|Feb 6, 1987||AS||Assignment|
Owner name: SOUND MIST, INC., 3402 HORTON ROAD, NEWTOWN SQUARE
Free format text: ASSIGNMENT OF ASSIGNORS INTEREST.;ASSIGNOR:RITTER, DAVID W.;REEL/FRAME:004659/0770
Effective date: 19851223
Owner name: SOUND MIST, INC., A CORP. OF PA.,PENNSYLVANIA
Free format text: ASSIGNMENT OF ASSIGNORS INTEREST;ASSIGNOR:RITTER, DAVID W.;REEL/FRAME:004659/0770
Effective date: 19851223
|Mar 12, 1991||REMI||Maintenance fee reminder mailed|
|Aug 2, 1991||SULP||Surcharge for late payment|
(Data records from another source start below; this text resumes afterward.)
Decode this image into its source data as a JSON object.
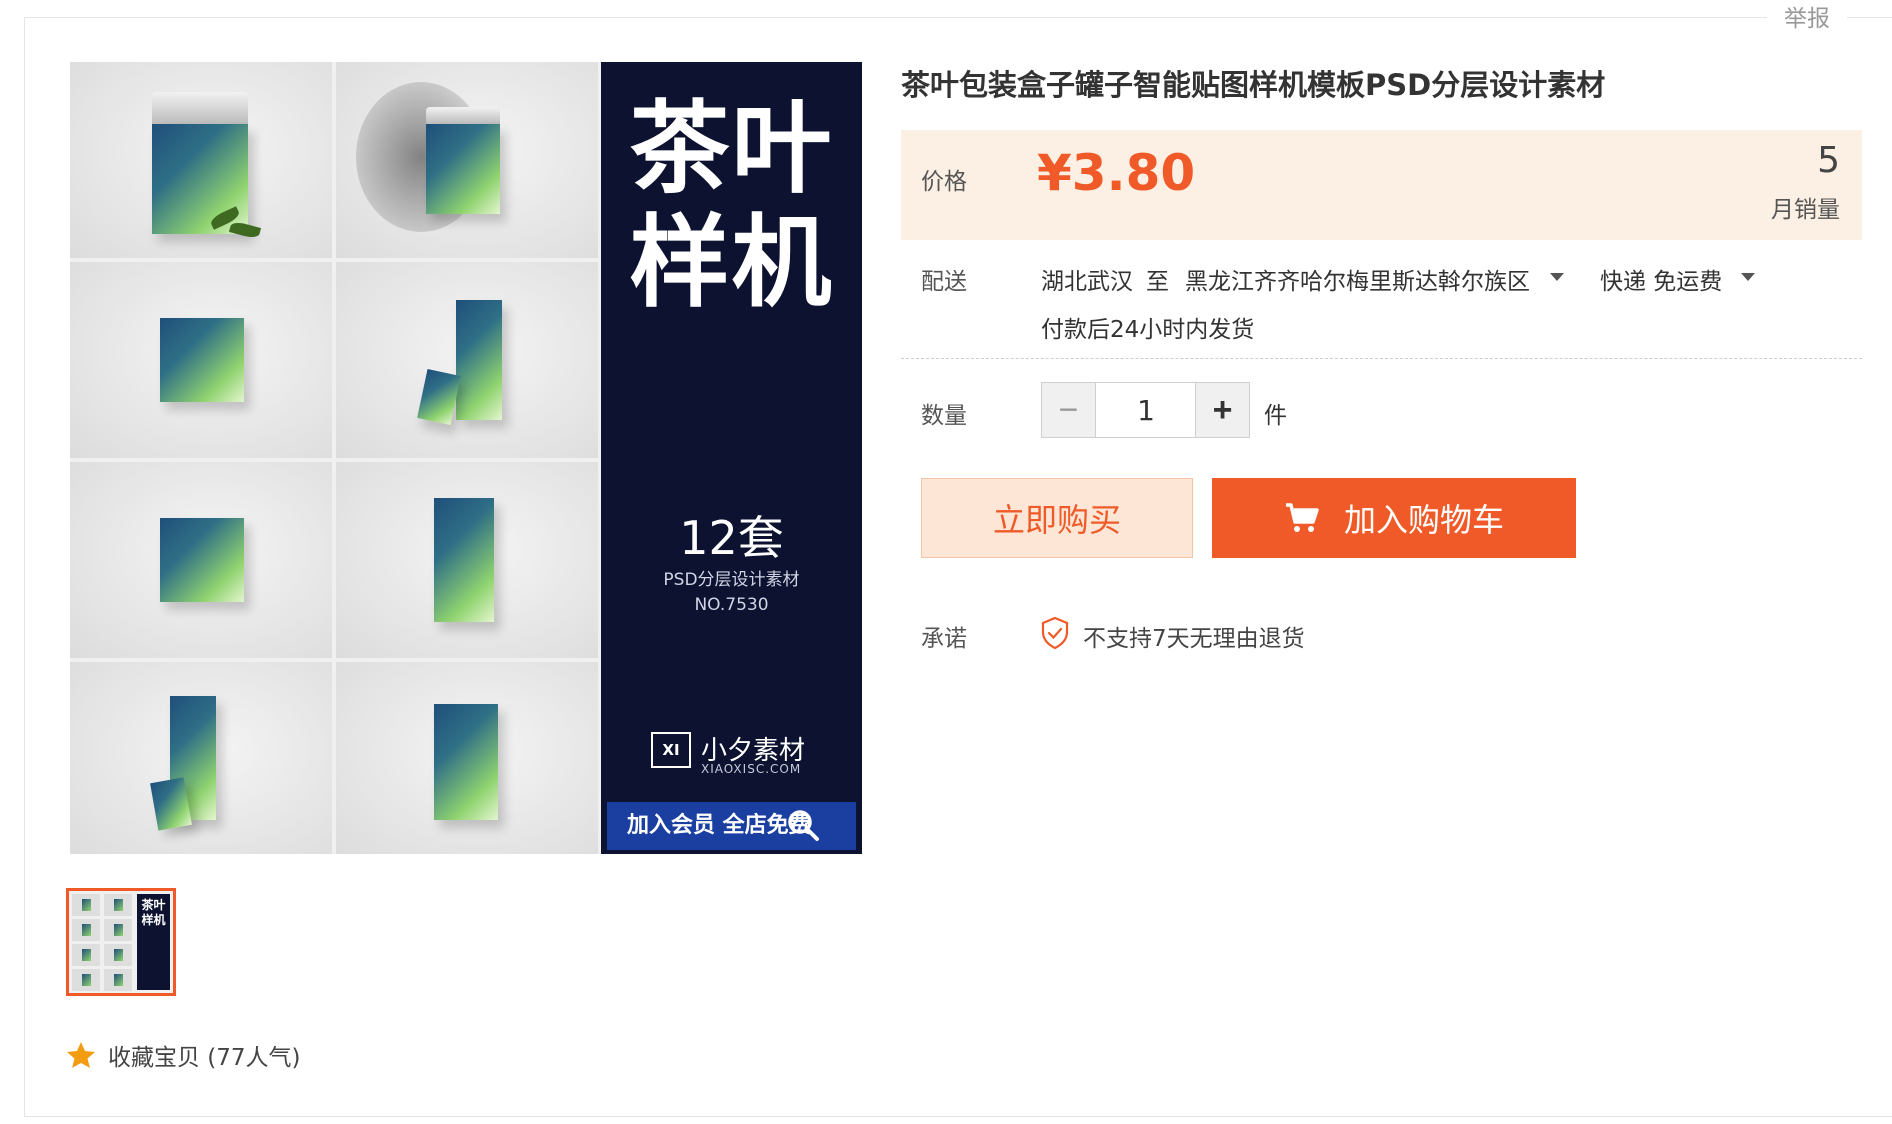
{
  "header": {
    "report_label": "举报"
  },
  "gallery": {
    "banner": {
      "title_line1": "茶叶",
      "title_line2": "样机",
      "count": "12套",
      "subtitle": "PSD分层设计素材",
      "number": "NO.7530",
      "brand_mark": "XI",
      "brand_name": "小夕素材",
      "brand_url": "XIAOXISC.COM",
      "member_text": "加入会员 全店免费"
    },
    "thumbnail": {
      "title_line1": "茶叶",
      "title_line2": "样机"
    },
    "zoom_icon": "magnifier-icon"
  },
  "favorite": {
    "icon": "star-icon",
    "label": "收藏宝贝 (77人气)",
    "color": "#f39c12"
  },
  "product": {
    "title": "茶叶包装盒子罐子智能贴图样机模板PSD分层设计素材",
    "price_label": "价格",
    "price": "¥3.80",
    "monthly_sales": "5",
    "monthly_sales_label": "月销量"
  },
  "shipping": {
    "label": "配送",
    "from": "湖北武汉",
    "to_connector": "至",
    "destination": "黑龙江齐齐哈尔梅里斯达斡尔族区",
    "method": "快递 免运费",
    "note": "付款后24小时内发货"
  },
  "quantity": {
    "label": "数量",
    "minus": "−",
    "plus": "+",
    "value": "1",
    "unit": "件"
  },
  "actions": {
    "buy_now": "立即购买",
    "add_to_cart": "加入购物车",
    "cart_icon": "cart-icon"
  },
  "promise": {
    "label": "承诺",
    "icon": "shield-check-icon",
    "text": "不支持7天无理由退货"
  },
  "colors": {
    "accent": "#f05a28",
    "price_bg": "#fcefe4",
    "buy_now_bg": "#fde6d6",
    "banner_bg": "#0c1230"
  }
}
|Aug 2, 1991||FPAY||Fee payment|
Year of fee payment: 4
|Mar 21, 1995||REMI||Maintenance fee reminder mailed|
|Aug 13, 1995||LAPS||Lapse for failure to pay maintenance fees|
|Oct 24, 1995||FP||Expired due to failure to pay maintenance fee|
Effective date: 19950816